Activity - Count every line in the data below that includes "this", and give only the result.
____________________
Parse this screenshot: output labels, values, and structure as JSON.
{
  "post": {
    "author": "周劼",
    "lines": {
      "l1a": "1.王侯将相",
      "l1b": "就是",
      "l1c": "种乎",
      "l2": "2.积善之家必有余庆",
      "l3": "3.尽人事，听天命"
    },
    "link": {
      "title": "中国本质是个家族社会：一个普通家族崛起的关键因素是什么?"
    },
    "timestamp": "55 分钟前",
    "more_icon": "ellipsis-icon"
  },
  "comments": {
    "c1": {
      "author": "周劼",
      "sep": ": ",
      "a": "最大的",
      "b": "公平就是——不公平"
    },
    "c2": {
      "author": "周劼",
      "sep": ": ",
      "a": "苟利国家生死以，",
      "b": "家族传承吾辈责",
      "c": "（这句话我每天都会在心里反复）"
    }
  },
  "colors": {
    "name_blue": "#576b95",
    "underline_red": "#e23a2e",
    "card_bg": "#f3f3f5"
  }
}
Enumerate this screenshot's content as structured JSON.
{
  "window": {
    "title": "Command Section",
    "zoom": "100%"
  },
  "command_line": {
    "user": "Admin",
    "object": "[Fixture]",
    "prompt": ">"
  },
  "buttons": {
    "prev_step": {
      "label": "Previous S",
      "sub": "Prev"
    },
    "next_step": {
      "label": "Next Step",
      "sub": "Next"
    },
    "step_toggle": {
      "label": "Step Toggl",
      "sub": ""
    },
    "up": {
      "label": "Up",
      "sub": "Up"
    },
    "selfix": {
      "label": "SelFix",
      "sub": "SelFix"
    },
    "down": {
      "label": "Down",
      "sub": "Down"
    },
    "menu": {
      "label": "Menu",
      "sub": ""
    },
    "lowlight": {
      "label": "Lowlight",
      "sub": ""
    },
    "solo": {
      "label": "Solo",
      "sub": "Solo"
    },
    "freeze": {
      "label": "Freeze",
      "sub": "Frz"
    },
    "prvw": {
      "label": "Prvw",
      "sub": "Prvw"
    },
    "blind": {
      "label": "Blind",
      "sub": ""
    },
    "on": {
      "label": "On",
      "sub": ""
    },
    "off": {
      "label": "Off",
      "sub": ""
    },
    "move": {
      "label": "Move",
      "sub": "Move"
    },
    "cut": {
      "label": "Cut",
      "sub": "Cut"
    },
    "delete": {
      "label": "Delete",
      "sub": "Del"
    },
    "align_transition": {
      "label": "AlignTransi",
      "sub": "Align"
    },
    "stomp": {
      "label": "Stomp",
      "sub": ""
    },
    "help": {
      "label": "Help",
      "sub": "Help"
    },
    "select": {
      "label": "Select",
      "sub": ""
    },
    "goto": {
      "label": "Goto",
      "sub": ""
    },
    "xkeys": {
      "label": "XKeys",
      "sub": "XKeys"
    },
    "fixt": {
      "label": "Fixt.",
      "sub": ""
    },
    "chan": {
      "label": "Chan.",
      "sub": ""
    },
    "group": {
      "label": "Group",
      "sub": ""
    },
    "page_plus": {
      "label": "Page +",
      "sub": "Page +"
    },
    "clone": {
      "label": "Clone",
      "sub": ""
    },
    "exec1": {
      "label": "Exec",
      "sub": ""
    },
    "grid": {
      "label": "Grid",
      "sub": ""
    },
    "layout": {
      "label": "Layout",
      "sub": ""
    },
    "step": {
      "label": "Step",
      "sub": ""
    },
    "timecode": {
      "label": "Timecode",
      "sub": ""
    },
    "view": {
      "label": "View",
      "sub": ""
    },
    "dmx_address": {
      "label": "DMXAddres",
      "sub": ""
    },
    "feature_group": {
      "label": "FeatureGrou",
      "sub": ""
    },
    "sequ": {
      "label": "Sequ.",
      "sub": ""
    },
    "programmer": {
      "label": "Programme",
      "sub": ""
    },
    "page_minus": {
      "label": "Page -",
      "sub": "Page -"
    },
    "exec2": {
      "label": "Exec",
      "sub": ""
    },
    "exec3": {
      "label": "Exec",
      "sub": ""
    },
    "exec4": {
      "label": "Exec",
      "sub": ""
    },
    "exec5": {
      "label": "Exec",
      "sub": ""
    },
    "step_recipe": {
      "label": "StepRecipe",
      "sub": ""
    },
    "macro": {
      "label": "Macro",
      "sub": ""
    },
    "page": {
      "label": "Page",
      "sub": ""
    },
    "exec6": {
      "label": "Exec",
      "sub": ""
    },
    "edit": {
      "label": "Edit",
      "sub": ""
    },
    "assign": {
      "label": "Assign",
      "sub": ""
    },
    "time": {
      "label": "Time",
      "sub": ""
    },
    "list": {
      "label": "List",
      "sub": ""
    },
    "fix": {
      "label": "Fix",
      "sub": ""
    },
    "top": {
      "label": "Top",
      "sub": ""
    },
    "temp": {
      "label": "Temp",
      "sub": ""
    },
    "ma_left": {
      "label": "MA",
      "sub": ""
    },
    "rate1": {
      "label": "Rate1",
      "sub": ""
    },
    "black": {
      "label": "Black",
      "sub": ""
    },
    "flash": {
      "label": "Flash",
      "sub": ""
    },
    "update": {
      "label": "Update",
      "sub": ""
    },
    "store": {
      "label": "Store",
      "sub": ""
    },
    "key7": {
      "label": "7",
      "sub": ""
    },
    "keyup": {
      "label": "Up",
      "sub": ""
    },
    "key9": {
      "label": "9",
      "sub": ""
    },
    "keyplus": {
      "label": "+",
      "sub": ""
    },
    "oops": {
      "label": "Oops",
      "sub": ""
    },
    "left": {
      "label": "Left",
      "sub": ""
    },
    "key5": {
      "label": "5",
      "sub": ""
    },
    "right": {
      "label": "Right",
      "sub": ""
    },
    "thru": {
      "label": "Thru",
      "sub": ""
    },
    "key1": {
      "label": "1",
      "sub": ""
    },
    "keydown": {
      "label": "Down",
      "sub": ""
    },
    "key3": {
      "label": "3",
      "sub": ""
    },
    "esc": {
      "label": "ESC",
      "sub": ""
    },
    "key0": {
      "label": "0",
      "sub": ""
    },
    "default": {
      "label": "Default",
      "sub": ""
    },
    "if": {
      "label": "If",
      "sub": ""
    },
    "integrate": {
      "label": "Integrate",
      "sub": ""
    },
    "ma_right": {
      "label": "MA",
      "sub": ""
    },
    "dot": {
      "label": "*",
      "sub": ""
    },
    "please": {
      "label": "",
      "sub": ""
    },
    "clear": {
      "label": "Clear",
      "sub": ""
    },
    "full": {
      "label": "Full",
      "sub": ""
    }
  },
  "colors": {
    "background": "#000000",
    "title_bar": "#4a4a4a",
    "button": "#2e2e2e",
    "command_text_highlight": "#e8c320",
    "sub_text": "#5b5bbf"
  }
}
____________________
Written answer - 2